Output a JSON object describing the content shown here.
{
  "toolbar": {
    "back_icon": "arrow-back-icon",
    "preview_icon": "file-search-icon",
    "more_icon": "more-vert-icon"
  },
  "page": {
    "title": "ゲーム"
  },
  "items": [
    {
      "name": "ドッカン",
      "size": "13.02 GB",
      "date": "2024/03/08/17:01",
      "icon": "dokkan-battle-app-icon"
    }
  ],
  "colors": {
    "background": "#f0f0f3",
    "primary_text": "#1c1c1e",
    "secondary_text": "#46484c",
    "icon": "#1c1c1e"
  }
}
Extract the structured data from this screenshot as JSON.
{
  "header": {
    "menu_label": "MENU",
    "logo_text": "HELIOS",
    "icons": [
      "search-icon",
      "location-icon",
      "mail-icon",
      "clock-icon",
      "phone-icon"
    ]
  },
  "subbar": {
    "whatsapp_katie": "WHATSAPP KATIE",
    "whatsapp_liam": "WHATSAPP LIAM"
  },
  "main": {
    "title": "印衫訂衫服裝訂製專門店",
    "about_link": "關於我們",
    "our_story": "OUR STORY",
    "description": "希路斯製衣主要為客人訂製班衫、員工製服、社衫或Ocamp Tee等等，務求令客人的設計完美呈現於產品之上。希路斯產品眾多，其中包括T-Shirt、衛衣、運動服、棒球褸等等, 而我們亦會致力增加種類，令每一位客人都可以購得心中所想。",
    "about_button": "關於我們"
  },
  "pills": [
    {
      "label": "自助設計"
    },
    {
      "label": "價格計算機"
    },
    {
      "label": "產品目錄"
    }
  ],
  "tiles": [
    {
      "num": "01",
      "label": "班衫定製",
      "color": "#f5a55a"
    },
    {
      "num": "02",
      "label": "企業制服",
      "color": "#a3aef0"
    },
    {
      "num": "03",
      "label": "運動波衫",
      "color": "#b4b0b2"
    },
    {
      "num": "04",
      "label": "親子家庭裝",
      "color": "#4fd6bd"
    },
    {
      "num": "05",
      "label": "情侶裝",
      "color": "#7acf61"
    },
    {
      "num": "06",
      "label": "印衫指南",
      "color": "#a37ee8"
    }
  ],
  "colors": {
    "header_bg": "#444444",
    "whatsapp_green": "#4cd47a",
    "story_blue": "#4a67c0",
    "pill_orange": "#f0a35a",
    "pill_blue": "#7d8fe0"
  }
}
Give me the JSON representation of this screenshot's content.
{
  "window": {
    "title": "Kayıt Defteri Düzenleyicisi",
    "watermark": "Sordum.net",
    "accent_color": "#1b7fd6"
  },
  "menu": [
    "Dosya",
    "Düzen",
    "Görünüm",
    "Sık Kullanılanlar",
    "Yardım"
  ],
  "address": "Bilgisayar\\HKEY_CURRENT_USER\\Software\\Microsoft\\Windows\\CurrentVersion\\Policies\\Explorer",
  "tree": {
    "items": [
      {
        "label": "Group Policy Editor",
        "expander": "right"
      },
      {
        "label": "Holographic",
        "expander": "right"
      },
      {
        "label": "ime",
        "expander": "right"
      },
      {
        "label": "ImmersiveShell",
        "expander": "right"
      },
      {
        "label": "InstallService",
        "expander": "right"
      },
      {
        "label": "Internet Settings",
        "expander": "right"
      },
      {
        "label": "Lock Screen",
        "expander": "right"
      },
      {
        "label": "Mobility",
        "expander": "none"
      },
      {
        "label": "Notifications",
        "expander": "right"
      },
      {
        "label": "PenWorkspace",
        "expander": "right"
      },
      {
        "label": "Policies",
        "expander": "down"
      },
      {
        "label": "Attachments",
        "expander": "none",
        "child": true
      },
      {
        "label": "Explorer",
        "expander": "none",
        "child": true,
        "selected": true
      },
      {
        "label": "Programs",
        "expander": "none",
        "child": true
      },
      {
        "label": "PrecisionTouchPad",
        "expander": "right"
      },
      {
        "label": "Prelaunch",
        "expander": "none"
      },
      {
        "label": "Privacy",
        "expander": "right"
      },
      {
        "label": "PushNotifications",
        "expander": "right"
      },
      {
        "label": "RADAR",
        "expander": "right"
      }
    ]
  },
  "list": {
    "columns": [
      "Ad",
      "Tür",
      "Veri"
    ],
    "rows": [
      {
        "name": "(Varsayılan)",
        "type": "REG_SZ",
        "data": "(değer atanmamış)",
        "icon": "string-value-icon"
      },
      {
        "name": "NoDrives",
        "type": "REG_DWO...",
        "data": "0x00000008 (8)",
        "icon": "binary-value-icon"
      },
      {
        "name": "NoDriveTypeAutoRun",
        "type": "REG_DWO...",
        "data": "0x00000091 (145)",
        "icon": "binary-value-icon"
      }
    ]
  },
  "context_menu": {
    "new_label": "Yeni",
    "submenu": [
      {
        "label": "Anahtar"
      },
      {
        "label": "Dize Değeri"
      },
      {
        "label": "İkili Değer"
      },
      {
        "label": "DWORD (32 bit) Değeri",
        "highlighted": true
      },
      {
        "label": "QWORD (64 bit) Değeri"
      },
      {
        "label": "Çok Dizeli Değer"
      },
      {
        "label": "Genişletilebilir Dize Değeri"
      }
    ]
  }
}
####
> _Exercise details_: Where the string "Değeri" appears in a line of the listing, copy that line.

> _Answer for this exercise_:
        "label": "Dize Değeri"
        "label": "DWORD (32 bit) Değeri",
        "label": "QWORD (64 bit) Değeri"
        "label": "Genişletilebilir Dize Değeri"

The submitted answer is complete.